When the offspring is ready to hatch, the protomorphic shell breaks and a fully formed A. proximus comes out. The new member proceeds to find a host. While doing so, it relies on photosynthesis for energy. However, this type of photosynthesis can only produce low amounts of energy and cannot produce any nutrients and cannot create a protomorph. Therefore, it must find a host before at least 110 years before the organelles suffer oxidation and break down. Once it finds a host, it extracts triazene and metals and absorbs them, and keeps doing so until its death. Between birth and death, it produces a protomorph, and the cycle starts again.
A. proximus is a highly adaptable organism. It is capable of withstanding extreme temperatures (from 765 °C to -270 °C), extreme pressures (up to 10.034 bars) and even the vacuum of space. However, it seems to thrive at 2 °C. It is terrestrial but prefers to infect a multi-cellular organism. It can survive underwater, but only for a few centuries, hibernating and going into pseudo-death if in such a situation.
Because it’s an alien life form, A. proximus along with other lifeforms had to be classified in an entirely new tree of life.
Species - Alienobacterium proximus
Genus - Alienobacterium
Family - Parabacteriaceae
Order - Exsuprales
Class - Alienobacilli
Phylum - Pseudobactera
Kingdom - Ultramicrozoa
Domain - Mononucleida
Origin and evolution

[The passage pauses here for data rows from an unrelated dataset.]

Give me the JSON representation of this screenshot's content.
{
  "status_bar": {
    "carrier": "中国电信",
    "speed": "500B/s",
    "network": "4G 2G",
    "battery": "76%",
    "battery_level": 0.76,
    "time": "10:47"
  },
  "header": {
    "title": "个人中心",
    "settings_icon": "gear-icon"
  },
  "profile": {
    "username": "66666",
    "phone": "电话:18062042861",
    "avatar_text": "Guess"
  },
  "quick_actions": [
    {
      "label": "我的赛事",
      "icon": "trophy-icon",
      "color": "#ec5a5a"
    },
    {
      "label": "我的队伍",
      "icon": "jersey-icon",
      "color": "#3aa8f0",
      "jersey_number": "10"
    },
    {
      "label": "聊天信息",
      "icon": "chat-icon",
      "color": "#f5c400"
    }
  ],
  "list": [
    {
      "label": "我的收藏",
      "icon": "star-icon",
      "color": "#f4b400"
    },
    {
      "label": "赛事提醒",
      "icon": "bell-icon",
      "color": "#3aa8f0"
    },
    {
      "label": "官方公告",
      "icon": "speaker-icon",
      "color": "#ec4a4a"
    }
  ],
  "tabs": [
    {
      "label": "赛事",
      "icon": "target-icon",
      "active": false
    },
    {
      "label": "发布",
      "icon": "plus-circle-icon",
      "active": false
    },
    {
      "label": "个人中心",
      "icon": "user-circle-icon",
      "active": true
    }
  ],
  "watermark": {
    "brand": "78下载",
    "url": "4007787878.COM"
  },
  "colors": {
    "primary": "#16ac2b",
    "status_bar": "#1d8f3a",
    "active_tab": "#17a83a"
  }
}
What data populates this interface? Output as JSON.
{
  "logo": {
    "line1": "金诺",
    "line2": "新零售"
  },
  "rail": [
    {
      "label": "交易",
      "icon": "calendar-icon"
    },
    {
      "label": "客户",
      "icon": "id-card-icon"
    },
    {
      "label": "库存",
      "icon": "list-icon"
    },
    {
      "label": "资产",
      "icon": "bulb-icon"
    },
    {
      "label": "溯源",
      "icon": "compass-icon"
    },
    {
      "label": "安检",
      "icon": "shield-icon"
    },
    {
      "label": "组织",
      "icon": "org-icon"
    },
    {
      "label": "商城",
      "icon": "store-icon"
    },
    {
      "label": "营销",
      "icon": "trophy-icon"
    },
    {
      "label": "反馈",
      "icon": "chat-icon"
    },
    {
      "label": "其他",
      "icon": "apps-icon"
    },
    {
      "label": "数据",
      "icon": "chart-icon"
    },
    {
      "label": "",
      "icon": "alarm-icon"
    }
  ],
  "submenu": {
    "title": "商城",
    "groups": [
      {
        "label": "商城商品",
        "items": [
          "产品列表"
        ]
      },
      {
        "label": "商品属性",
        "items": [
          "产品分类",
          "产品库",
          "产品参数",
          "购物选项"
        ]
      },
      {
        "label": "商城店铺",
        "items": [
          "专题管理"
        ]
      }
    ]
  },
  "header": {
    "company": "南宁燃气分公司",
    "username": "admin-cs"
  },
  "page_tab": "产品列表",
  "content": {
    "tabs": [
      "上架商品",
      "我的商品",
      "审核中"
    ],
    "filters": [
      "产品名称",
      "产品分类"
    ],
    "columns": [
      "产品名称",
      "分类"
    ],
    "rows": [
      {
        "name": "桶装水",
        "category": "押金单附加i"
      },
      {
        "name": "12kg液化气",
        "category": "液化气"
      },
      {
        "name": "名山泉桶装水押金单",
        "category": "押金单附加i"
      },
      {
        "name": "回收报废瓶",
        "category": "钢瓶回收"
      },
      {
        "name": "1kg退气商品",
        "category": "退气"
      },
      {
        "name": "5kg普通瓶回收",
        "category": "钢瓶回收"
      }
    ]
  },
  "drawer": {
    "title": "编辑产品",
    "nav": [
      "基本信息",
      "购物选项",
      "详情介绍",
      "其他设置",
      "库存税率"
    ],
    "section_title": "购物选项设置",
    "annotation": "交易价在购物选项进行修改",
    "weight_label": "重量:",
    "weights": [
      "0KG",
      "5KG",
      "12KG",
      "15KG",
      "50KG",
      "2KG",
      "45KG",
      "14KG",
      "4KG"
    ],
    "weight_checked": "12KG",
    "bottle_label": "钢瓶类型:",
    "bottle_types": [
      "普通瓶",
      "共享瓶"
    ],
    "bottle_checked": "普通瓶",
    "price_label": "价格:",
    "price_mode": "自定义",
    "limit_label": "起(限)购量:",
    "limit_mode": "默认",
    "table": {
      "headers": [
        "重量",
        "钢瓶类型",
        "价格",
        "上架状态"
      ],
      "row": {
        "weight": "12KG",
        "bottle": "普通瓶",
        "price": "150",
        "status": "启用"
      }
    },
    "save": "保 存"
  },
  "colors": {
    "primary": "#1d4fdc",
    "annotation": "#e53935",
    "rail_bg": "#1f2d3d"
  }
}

The small amount of native live on Aeros prior to terraforming originated thanks to abiogenesis. However, the exact origins of A. proximus are unknown, because their bodies are microscopic and therefore extremely hard to find their ancient fossils. But new fortunate excavations have revealed their long past. It seems to have first evolved roughly 233 million years ago, and it is thought to have shared a common ancestor or even be a direct ancestor of the now extinct Protozoa marittimus (an aquatic species) around 640 million years ago.
It was first discovered by astronaut and biologist Tim Greerson who was aboard the Egeria spacecraft. When he landed on Aeros, he collected and studied samples in 2063. He was helped by his other four crew members. He stored several samples aboard the spacecraft. During the half year journey back to Earth he did several experiments on it, which are recorded in this wiki page. When he came back, he gave the samples to his fellow German astrobiologist Heinrich Bergmann who observed, described and named it in 2068.
- There are 4 other species within the Alienobecterium genus: A. aerosensis, A. bergmanni, A. abacarensis † and A. primogenitus †.